---------- The data ----------

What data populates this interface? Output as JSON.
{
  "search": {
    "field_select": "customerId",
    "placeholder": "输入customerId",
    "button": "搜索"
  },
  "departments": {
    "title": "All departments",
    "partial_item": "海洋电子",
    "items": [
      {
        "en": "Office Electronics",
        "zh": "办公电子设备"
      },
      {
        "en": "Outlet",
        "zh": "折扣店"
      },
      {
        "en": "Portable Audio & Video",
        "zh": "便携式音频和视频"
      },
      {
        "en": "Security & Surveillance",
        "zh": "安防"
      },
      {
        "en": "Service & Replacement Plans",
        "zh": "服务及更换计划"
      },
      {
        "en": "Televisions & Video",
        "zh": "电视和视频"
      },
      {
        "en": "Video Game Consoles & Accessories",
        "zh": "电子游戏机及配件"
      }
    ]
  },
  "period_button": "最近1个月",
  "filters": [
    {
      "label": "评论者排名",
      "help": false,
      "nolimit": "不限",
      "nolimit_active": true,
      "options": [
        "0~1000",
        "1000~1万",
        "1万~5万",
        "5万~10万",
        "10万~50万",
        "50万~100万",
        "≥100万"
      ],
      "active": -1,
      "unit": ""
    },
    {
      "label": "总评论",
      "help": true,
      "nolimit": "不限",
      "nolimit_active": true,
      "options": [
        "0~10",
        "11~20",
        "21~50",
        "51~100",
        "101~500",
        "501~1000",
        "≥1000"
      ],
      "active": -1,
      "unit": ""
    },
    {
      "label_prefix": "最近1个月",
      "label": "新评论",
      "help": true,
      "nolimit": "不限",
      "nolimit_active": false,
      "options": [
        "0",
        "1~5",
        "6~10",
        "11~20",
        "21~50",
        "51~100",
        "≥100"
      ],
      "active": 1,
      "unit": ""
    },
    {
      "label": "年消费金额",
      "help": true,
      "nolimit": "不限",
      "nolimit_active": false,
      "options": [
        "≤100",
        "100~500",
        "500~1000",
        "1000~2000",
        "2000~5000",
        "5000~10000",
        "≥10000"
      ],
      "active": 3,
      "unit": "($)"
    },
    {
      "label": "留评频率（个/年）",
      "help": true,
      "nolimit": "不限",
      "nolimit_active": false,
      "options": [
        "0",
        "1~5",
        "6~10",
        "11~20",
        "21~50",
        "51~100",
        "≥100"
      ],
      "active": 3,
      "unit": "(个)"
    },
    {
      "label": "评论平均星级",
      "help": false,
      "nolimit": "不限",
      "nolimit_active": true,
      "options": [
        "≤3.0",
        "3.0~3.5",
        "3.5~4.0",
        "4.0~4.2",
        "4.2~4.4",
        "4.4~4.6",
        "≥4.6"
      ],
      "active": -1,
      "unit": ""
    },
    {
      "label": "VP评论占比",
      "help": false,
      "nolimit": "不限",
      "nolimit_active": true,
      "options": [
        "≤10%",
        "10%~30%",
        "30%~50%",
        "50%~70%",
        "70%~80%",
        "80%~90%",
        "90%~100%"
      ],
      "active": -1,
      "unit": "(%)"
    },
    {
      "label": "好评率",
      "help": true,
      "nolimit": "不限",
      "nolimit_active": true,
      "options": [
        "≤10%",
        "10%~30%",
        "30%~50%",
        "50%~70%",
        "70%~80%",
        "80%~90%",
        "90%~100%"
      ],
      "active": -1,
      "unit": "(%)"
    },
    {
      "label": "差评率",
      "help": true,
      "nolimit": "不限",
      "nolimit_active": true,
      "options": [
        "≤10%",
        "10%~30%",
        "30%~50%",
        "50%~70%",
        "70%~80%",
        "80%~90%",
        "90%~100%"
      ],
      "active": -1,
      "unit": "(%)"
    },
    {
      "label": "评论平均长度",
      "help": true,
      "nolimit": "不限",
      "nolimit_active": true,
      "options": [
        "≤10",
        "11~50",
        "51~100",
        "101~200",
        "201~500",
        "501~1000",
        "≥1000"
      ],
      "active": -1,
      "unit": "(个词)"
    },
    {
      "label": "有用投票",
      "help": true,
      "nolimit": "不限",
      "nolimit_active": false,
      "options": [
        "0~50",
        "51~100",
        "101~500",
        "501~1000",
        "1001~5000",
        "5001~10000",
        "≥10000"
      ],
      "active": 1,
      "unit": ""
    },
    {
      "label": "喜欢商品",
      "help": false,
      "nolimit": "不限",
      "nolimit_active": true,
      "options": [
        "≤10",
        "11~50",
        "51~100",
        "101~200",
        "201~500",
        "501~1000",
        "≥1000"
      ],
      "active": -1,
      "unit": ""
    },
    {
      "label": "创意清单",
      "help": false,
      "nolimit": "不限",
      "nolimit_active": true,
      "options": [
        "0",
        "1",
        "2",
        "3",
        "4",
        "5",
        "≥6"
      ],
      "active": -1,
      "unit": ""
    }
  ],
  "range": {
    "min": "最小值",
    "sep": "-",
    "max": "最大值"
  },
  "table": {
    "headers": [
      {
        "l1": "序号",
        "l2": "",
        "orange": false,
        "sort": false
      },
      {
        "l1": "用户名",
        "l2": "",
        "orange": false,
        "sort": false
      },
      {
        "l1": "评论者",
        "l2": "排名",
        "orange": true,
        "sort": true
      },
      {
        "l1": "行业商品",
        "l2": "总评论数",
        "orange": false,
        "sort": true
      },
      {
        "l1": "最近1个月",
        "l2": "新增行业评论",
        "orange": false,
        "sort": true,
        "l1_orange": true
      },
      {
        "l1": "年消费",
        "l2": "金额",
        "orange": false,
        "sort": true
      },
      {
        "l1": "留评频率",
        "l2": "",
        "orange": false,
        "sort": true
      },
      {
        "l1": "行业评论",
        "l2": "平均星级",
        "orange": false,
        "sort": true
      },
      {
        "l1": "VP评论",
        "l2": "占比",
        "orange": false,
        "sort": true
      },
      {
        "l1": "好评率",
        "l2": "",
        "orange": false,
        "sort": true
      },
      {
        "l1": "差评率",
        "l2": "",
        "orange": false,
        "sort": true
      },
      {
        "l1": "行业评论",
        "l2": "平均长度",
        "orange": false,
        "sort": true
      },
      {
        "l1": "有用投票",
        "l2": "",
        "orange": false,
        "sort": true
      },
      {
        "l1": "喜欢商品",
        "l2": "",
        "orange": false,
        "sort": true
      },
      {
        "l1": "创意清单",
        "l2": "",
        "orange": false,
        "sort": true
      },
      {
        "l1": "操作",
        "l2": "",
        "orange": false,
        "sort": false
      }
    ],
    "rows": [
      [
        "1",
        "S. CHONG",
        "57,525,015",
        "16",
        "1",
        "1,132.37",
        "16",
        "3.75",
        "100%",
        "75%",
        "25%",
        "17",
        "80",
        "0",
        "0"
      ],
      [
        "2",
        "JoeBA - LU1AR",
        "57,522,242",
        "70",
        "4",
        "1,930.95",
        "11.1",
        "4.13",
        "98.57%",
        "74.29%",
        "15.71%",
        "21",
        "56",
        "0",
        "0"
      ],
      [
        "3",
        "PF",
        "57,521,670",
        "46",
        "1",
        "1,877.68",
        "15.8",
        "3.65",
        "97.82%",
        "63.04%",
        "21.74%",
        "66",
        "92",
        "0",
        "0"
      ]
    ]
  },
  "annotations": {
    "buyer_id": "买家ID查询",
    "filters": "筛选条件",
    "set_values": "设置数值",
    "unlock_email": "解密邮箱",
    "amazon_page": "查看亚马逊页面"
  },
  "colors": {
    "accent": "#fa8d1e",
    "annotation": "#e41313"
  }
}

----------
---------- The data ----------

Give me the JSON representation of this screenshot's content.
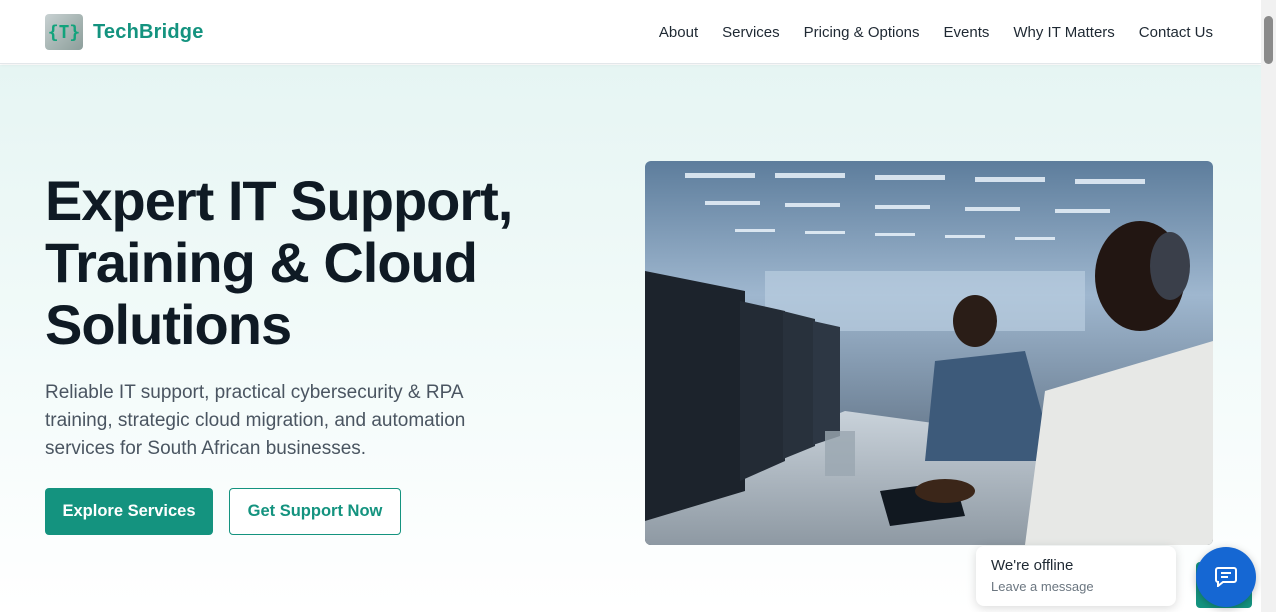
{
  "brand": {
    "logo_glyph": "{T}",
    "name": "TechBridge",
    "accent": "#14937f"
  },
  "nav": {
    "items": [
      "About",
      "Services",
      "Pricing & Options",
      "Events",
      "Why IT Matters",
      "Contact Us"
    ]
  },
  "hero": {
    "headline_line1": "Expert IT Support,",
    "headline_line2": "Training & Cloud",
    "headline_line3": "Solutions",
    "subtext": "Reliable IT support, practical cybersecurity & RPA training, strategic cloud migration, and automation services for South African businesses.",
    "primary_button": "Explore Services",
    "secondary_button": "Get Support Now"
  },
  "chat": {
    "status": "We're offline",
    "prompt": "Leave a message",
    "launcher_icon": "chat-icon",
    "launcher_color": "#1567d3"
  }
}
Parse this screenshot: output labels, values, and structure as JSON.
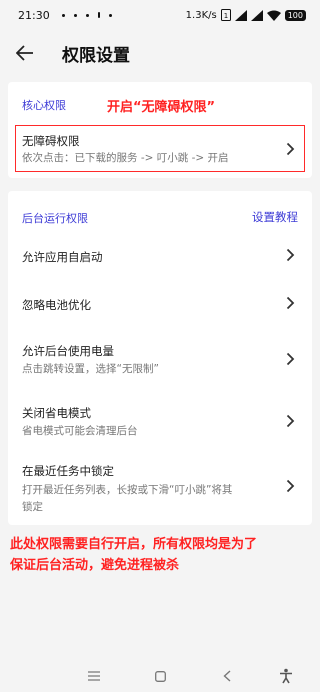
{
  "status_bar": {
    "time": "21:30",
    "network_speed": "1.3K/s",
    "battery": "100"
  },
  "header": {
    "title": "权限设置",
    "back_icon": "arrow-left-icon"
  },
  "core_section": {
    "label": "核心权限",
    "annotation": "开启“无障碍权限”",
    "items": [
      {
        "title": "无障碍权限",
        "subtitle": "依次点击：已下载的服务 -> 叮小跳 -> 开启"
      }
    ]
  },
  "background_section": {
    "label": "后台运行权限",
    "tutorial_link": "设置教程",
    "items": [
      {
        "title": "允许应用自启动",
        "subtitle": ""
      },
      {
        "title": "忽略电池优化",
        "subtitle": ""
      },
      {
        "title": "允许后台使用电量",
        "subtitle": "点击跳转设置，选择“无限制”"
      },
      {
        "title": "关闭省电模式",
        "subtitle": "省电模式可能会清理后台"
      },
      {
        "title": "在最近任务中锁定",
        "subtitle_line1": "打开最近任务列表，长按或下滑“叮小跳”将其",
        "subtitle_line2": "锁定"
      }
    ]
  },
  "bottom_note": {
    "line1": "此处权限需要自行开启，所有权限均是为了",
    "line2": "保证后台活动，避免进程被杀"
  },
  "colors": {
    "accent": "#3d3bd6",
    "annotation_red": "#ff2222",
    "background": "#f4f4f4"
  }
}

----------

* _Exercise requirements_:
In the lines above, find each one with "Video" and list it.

* _Exercise answer_:
        "en": "Portable Audio & Video",
        "en": "Televisions & Video",
        "en": "Video Game Consoles & Accessories",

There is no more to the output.